- Records to process
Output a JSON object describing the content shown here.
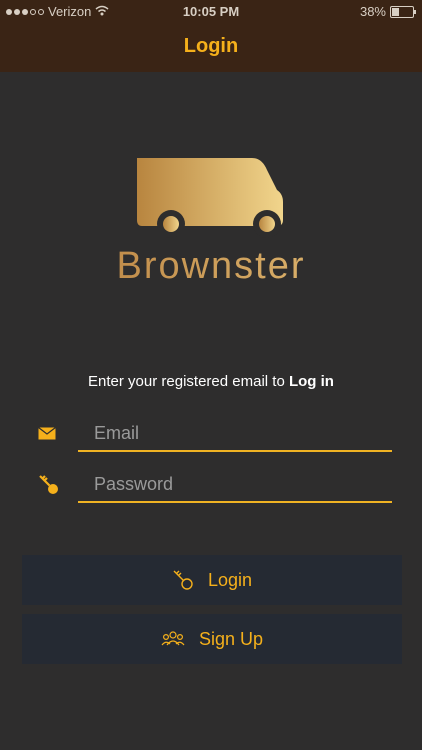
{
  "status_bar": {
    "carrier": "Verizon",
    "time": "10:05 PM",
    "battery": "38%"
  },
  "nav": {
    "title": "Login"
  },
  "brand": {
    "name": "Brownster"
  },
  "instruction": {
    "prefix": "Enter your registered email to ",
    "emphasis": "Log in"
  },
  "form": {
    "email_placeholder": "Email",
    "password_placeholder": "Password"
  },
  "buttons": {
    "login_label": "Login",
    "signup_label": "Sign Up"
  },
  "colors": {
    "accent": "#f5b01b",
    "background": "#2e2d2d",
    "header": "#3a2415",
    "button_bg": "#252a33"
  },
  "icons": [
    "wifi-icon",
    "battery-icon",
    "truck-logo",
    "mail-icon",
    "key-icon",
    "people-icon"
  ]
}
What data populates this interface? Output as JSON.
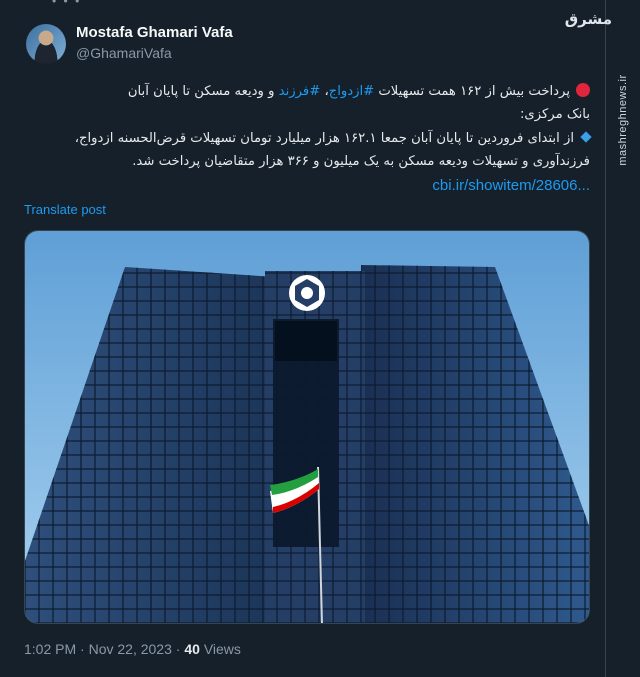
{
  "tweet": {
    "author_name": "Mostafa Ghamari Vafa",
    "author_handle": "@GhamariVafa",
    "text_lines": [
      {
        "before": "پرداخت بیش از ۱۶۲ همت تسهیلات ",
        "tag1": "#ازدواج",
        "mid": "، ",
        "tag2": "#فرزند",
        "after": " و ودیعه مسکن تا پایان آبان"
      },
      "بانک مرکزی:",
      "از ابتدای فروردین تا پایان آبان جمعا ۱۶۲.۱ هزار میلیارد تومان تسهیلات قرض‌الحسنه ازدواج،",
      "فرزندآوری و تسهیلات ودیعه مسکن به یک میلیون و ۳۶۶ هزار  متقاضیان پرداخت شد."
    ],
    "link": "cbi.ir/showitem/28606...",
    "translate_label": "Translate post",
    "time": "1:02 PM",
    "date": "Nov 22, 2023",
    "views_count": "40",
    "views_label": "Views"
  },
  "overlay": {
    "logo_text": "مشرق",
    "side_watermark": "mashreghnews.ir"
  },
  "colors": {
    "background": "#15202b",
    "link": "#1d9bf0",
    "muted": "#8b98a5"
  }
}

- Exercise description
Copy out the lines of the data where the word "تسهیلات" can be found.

- Task output
        "before": "پرداخت بیش از ۱۶۲ همت تسهیلات ",
      "از ابتدای فروردین تا پایان آبان جمعا ۱۶۲.۱ هزار میلیارد تومان تسهیلات قرض‌الحسنه ازدواج،",
      "فرزندآوری و تسهیلات ودیعه مسکن به یک میلیون و ۳۶۶ هزار  متقاضیان پرداخت شد."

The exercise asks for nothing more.